### EXERCISE DESCRIPTION:
Set every record down again exactly. Do not carry over the pictures.

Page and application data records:
========================================

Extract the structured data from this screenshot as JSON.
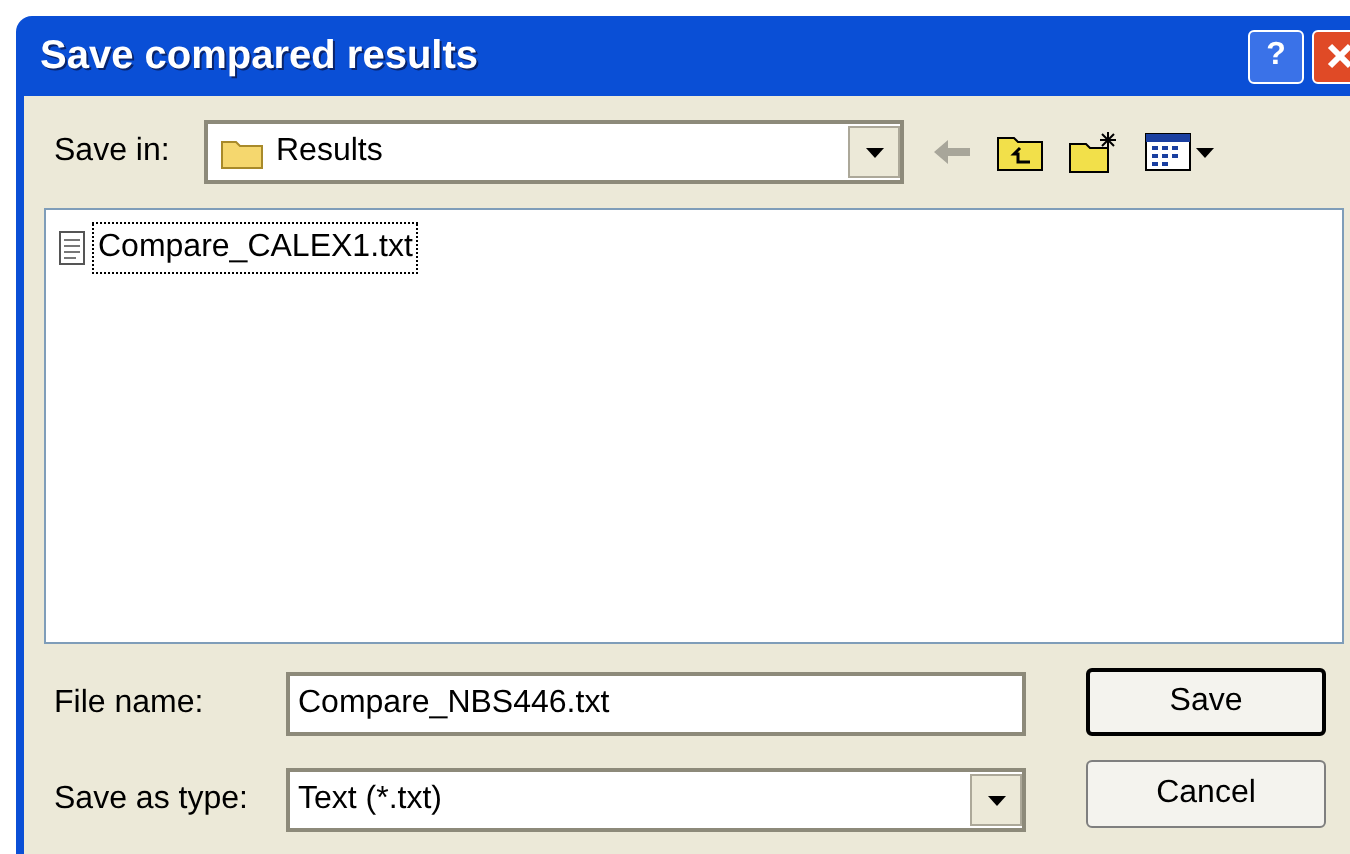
{
  "window": {
    "title": "Save compared results"
  },
  "save_in": {
    "label": "Save in:",
    "value": "Results"
  },
  "files": [
    {
      "name": "Compare_CALEX1.txt",
      "selected": true
    }
  ],
  "file_name": {
    "label": "File name:",
    "value": "Compare_NBS446.txt"
  },
  "save_as_type": {
    "label": "Save as type:",
    "value": "Text (*.txt)"
  },
  "buttons": [
    {
      "label": "Save",
      "default": true
    },
    {
      "label": "Cancel",
      "default": false
    }
  ],
  "help_button": {
    "label": "?"
  }
}
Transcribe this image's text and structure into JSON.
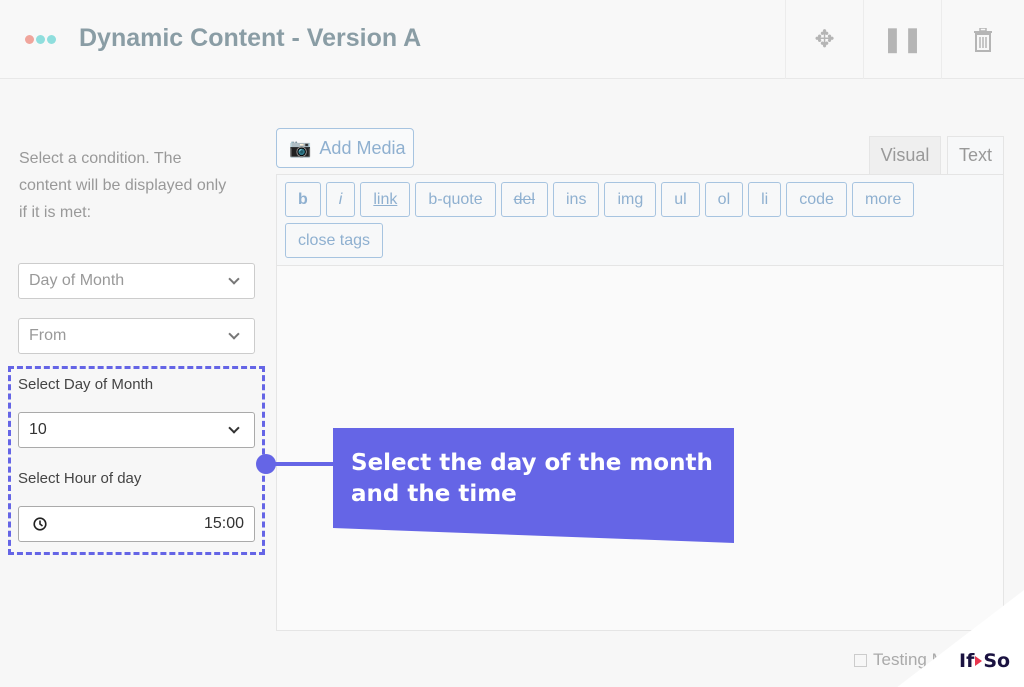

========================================

### FINISHED EXERCISE:
Extract the structured data from this screenshot as JSON.
{
  "window": {
    "title": "Save compared results"
  },
  "save_in": {
    "label": "Save in:",
    "value": "Results"
  },
  "files": [
    {
      "name": "Compare_CALEX1.txt",
      "selected": true
    }
  ],
  "file_name": {
    "label": "File name:",
    "value": "Compare_NBS446.txt"
  },
  "save_as_type": {
    "label": "Save as type:",
    "value": "Text (*.txt)"
  },
  "buttons": [
    {
      "label": "Save",
      "default": true
    },
    {
      "label": "Cancel",
      "default": false
    }
  ],
  "help_button": {
    "label": "?"
  }
}
Transcribe this image's text and structure into JSON.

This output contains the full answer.